*Task description*
Every line below should be copied exactly; drop the pictures.

──────── Data to examine

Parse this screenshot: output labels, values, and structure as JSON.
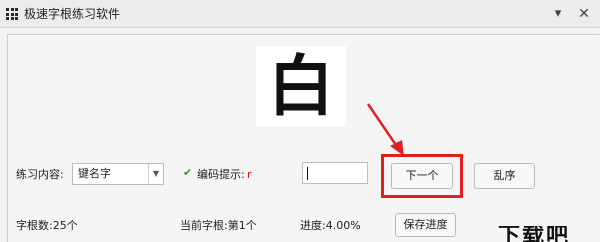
{
  "window": {
    "title": "极速字根练习软件",
    "minimize_glyph": "▾",
    "close_glyph": "✕"
  },
  "practice": {
    "character": "白",
    "content_label": "练习内容:",
    "content_value": "键名字",
    "hint_label": "编码提示:",
    "hint_value": "r",
    "hint_checked": true,
    "input_value": ""
  },
  "buttons": {
    "next": "下一个",
    "shuffle": "乱序",
    "save": "保存进度"
  },
  "status": {
    "count": "字根数:25个",
    "current": "当前字根:第1个",
    "progress": "进度:4.00%"
  },
  "annotations": {
    "highlight_color": "#e01f1f"
  },
  "watermark": "下载吧"
}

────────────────

*Task output*
Parse this screenshot: output labels, values, and structure as JSON.
{
  "window": {
    "title": "极速字根练习软件",
    "minimize_glyph": "▾",
    "close_glyph": "✕"
  },
  "practice": {
    "character": "白",
    "content_label": "练习内容:",
    "content_value": "键名字",
    "hint_label": "编码提示:",
    "hint_value": "r",
    "hint_checked": true,
    "input_value": ""
  },
  "buttons": {
    "next": "下一个",
    "shuffle": "乱序",
    "save": "保存进度"
  },
  "status": {
    "count": "字根数:25个",
    "current": "当前字根:第1个",
    "progress": "进度:4.00%"
  },
  "annotations": {
    "highlight_color": "#e01f1f"
  },
  "watermark": "下载吧"
}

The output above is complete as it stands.